Change of times has been matched with changes in social, economic and cultural systems. Ancient civilizations have been replaced with technological and educational empowerment.
Socially, irresponsible behavior has been the cause of teenage pregnancy, spread of sexually transmitted infections (STIs) and dropping out of school (Allerston 25). The long term effects have been increased dependency ratio because the affected are usually unemployed.
It is true that the education systems have failed to incorporate adequate sex education in their programs. Whether to increase sex education or not has been the debate recently. This paper discusses why sex education should be increased in a bid to cub teenage pregnancy.
The rate at which teenagers are becoming curious to explore their sexual life is alarming. The adolescent stage is associated with increased hormonal activity, desire to respond to such imbalances and eventually engage in sexual activities (Measor 71). It is, however, unfortunate in cases where teenagers lack wisdom in regards to the ‘sexual arena’.
The results are usually undesirable; increased number of school drop outs, increased HIV/AIDs infection rates and teenage pregnancies. The need to have sex education increased is therefore important.
Increased sex education is important in schools because teenagers receive guidance and counseling from their teachers. It has been revealed that teenagers are easily affected by their environment. A supportive environment helps in averting situations of unwarranted sexual behavior (Measor 74). The teenagers are able to share their problems comfortably and are advised accordingly. In view of this, sex education is necessary.
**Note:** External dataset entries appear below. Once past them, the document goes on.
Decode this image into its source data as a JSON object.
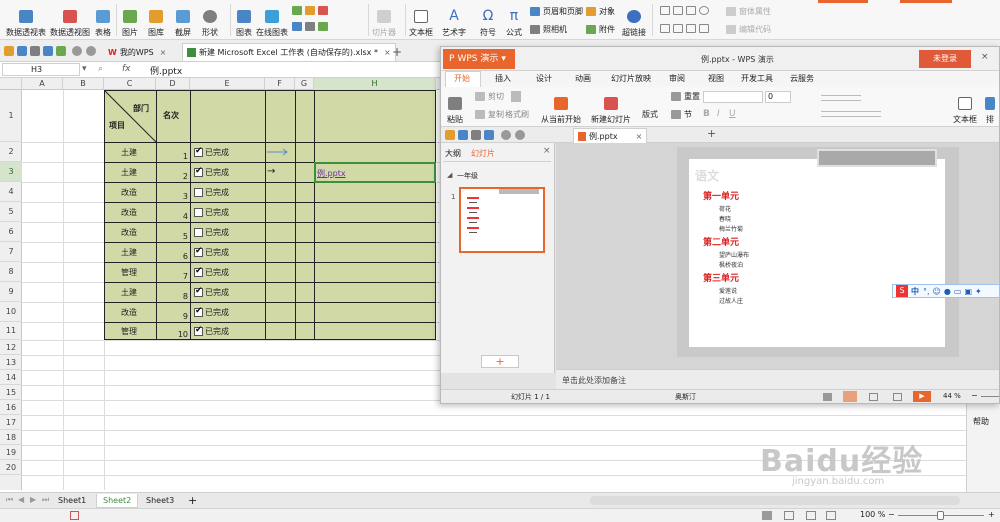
{
  "ribbon": {
    "buttons": [
      "数据透视表",
      "数据透视图",
      "表格",
      "图片",
      "图库",
      "截屏",
      "形状",
      "图表",
      "在线图表",
      "切片器",
      "文本框",
      "艺术字",
      "符号",
      "公式",
      "超链接"
    ],
    "small_items": [
      "页眉和页脚",
      "对象",
      "照相机",
      "附件",
      "窗体属性",
      "编辑代码"
    ]
  },
  "doc_tabs": {
    "tab1": "我的WPS",
    "tab2": "新建 Microsoft Excel 工作表 (自动保存的).xlsx *"
  },
  "formula_bar": {
    "cell_ref": "H3",
    "fx": "fx",
    "content": "例.pptx"
  },
  "columns": [
    "A",
    "B",
    "C",
    "D",
    "E",
    "F",
    "G",
    "H"
  ],
  "rows": [
    "1",
    "2",
    "3",
    "4",
    "5",
    "6",
    "7",
    "8",
    "9",
    "10",
    "11",
    "12",
    "13",
    "14",
    "15",
    "16",
    "17",
    "18",
    "19",
    "20"
  ],
  "table": {
    "header_dept": "部门",
    "header_item": "项目",
    "header_order": "名次",
    "rows": [
      {
        "dept": "土建",
        "n": "1",
        "status": "已完成",
        "checked": true
      },
      {
        "dept": "土建",
        "n": "2",
        "status": "已完成",
        "checked": true
      },
      {
        "dept": "改造",
        "n": "3",
        "status": "已完成",
        "checked": false
      },
      {
        "dept": "改造",
        "n": "4",
        "status": "已完成",
        "checked": false
      },
      {
        "dept": "改造",
        "n": "5",
        "status": "已完成",
        "checked": false
      },
      {
        "dept": "土建",
        "n": "6",
        "status": "已完成",
        "checked": true
      },
      {
        "dept": "管理",
        "n": "7",
        "status": "已完成",
        "checked": true
      },
      {
        "dept": "土建",
        "n": "8",
        "status": "已完成",
        "checked": true
      },
      {
        "dept": "改造",
        "n": "9",
        "status": "已完成",
        "checked": true
      },
      {
        "dept": "管理",
        "n": "10",
        "status": "已完成",
        "checked": true
      }
    ],
    "arrow_row3": "→",
    "link_text": "例.pptx"
  },
  "sheets": [
    "Sheet1",
    "Sheet2",
    "Sheet3"
  ],
  "add_sheet": "+",
  "zoom_excel": "100 %",
  "wps": {
    "brand": "WPS 演示",
    "title": "例.pptx - WPS 演示",
    "login": "未登录",
    "menu": [
      "开始",
      "插入",
      "设计",
      "动画",
      "幻灯片放映",
      "审阅",
      "视图",
      "开发工具",
      "云服务"
    ],
    "tool_labels": [
      "粘贴",
      "剪切",
      "复制",
      "格式刷",
      "从当前开始",
      "新建幻灯片",
      "版式",
      "重置",
      "节",
      "文本框",
      "排"
    ],
    "font_size": "0",
    "file_tab": "例.pptx",
    "panel_tabs": [
      "大纲",
      "幻灯片"
    ],
    "section": "一年级",
    "slide_num": "1",
    "slide_title": "语文",
    "units": [
      {
        "title": "第一单元",
        "items": [
          "荷花",
          "春晓",
          "梅兰竹菊"
        ]
      },
      {
        "title": "第二单元",
        "items": [
          "望庐山瀑布",
          "枫桥夜泊"
        ]
      },
      {
        "title": "第三单元",
        "items": [
          "爱莲说",
          "过故人庄"
        ]
      }
    ],
    "notes_placeholder": "单击此处添加备注",
    "status_slide": "幻灯片 1 / 1",
    "status_theme": "奥斯汀",
    "zoom": "44 %",
    "add_btn": "+"
  },
  "ime": {
    "lang": "中"
  },
  "help": "帮助",
  "watermark": {
    "main": "Baidu经验",
    "sub": "jingyan.baidu.com"
  },
  "colors": {
    "table_fill": "#d1d9a7",
    "wps_orange": "#e8662e",
    "login_red": "#e05a3a",
    "link": "#7030a0",
    "selected_border": "#3e8e3e"
  }
}
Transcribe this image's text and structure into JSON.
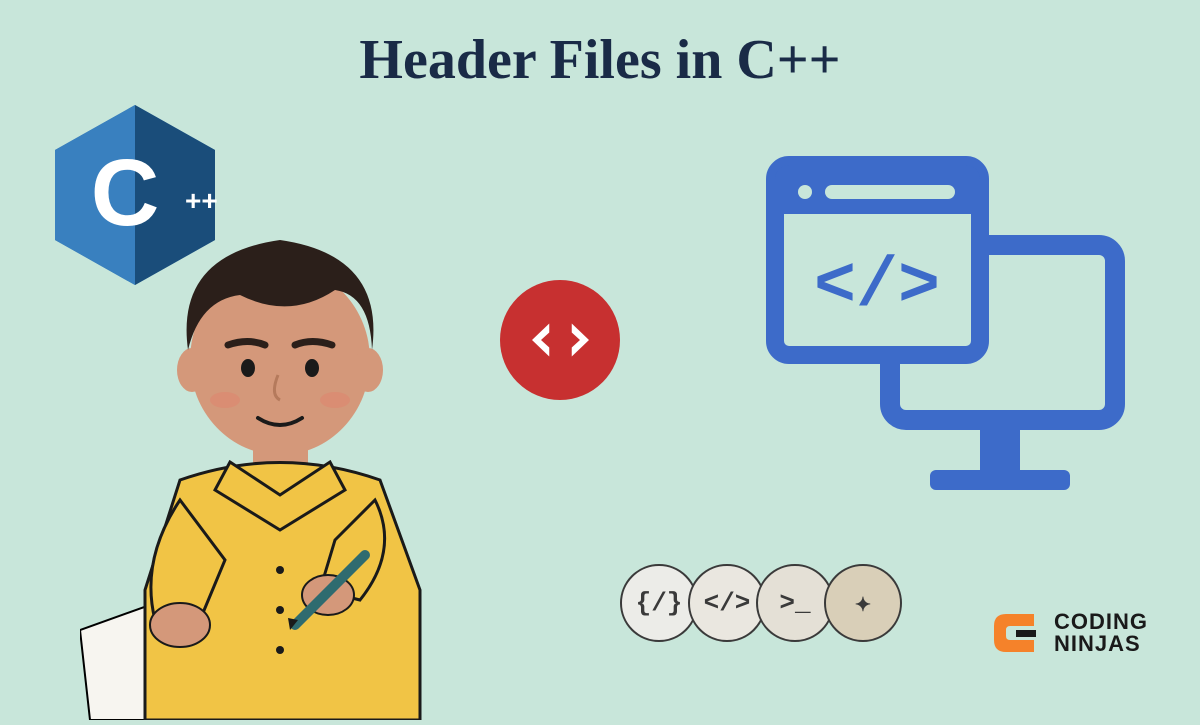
{
  "title": "Header Files in C++",
  "cpp_logo": {
    "letter": "C",
    "suffix": "++"
  },
  "symbols": {
    "s1": "{/}",
    "s2": "</>",
    "s3": ">_",
    "s4": "✦"
  },
  "brand": {
    "line1": "CODING",
    "line2": "NINJAS"
  },
  "colors": {
    "background": "#c8e6da",
    "title": "#1a2b47",
    "cpp_blue_dark": "#1a4d7a",
    "cpp_blue_light": "#2b6aa8",
    "red_badge": "#c73030",
    "monitor_blue": "#3d6bc9",
    "brand_orange": "#f5822a"
  }
}
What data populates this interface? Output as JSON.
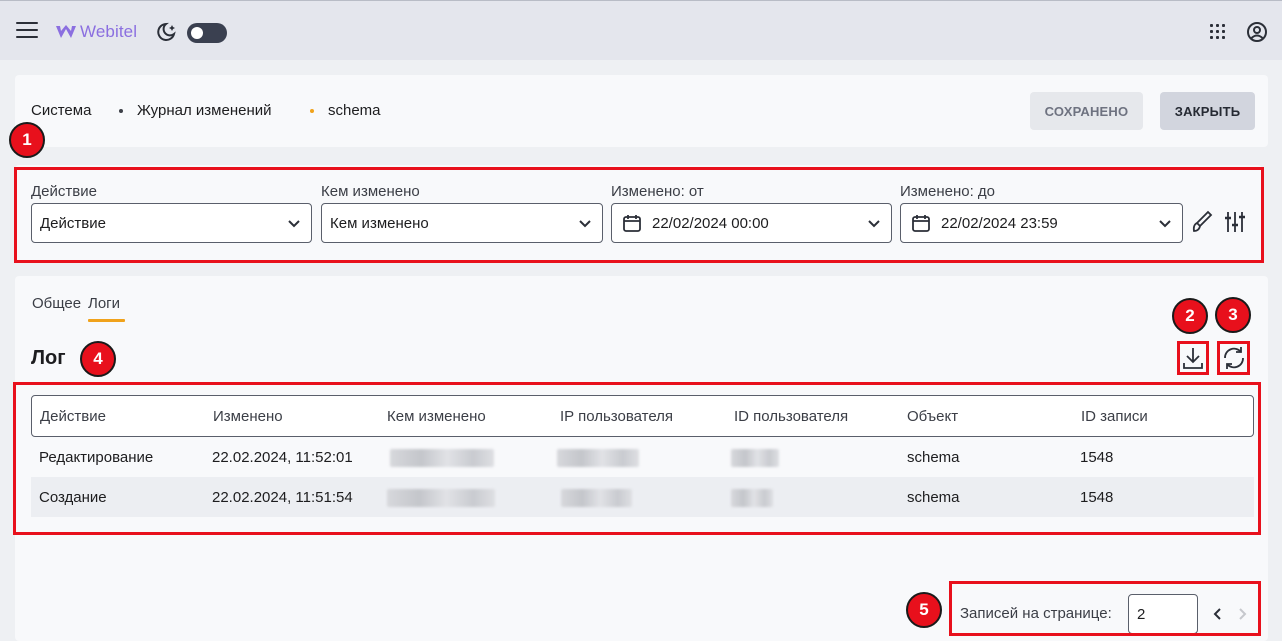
{
  "topbar": {
    "brand": "Webitel",
    "icons": [
      "menu-icon",
      "webitel-logo",
      "theme-moon-icon",
      "theme-toggle",
      "apps-grid-icon",
      "account-icon"
    ]
  },
  "breadcrumbs": [
    "Система",
    "Журнал изменений",
    "schema"
  ],
  "header_buttons": {
    "saved": "СОХРАНЕНО",
    "close": "ЗАКРЫТЬ"
  },
  "filters": [
    {
      "label": "Действие",
      "value": "Действие"
    },
    {
      "label": "Кем изменено",
      "value": "Кем изменено"
    },
    {
      "label": "Изменено: от",
      "value": "22/02/2024 00:00"
    },
    {
      "label": "Изменено: до",
      "value": "22/02/2024 23:59"
    }
  ],
  "tabs": [
    "Общее",
    "Логи"
  ],
  "active_tab": "Логи",
  "log_title": "Лог",
  "table": {
    "headers": [
      "Действие",
      "Изменено",
      "Кем изменено",
      "IP пользователя",
      "ID пользователя",
      "Объект",
      "ID записи"
    ],
    "rows": [
      {
        "action": "Редактирование",
        "changed": "22.02.2024, 11:52:01",
        "object": "schema",
        "record_id": "1548"
      },
      {
        "action": "Создание",
        "changed": "22.02.2024, 11:51:54",
        "object": "schema",
        "record_id": "1548"
      }
    ]
  },
  "pagination": {
    "label": "Записей на странице:",
    "per_page": "2"
  },
  "annotations": [
    "1",
    "2",
    "3",
    "4",
    "5"
  ],
  "colors": {
    "accent": "#f0a21b",
    "highlight": "#e8101c",
    "brand": "#8b6fe0"
  }
}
Increased sex education is important because it emphasizes on the need to abstain and use of contraceptives. Teenagers become aware of the reality and how best they can live to avert cases of teenage pregnancies. Teenagers who find it difficult to abstain are aware of contraceptive methods such as condom use. In addition, teenagers appreciate the negative health effects of teenage pregnancy. Pre-delivery care is also taught (Allerston 27).
Increased sex education psychologically prepares teenagers for what is to come in future. Teenagers who abstain find it rather easier to handle major issues before getting into marriage. On the other hand, victims of teenage pregnancy are usually faced with mental unpreparedness. Sex education helps in addressing this effect (Measor 75). The teenagers become aware of what might befall them if responsible sexual behavior is not adopted. They also become aware of pregnancy handling, childbirth processes and parenthood.
Increased sex education in schools is important. Statistically, parents have failed to guide their children in sexual matters (Measor 77). Parents ignore this crucial responsibility assuming that teenagers would learn by themselves. The result has been peer-influenced education (Allerston 28).
Teenagers copy some irresponsible behavior from their peers. The ultimate results are drug abuse, teenage pregnancy and/or spread of STIs. It is practical enough to assert that though parents should inculcate responsible sexual behavior, teachers should do it more. The fact that teachers spend most time with the students strategically gives them an edge over the parents (Measor 79). In this view, sex education should be increased in schools.
Sex education is not only important in curbing teenage pregnancy but also helps in preventing and controlling the spread of HIV/AIDS and other STIs such as syphilis and gonorrhea (Allerston 30). It is therefore important to increase sex education in schools to avert cases of teenage pregnancies.
The spread of STIs in pregnancy cases makes the situation worse. The teenagers become aware of the situation that may arise if responsible sexual behavior is not adopted. In this view, increased sexual behavior is necessary.
In conclusion, it is important to note that change of generations is associated with increased levels of curiosity. It is rather unfortunate that most teenagers explore the ‘sexual arena’ with a lot of ignorance. The result has been teenage pregnancy, spread of STIs and increased drop out from school. Increasing sex education in schools is necessary to avert all these effects.
Allerston, Sue. Sex education. Cheltenham: Nelson Thornes, 2001, Pp 24-30.
Measor, Lynda. Young people’s Views on sex education: education, attitudes, and behavior. Routledge, 2000, Pp 70-80.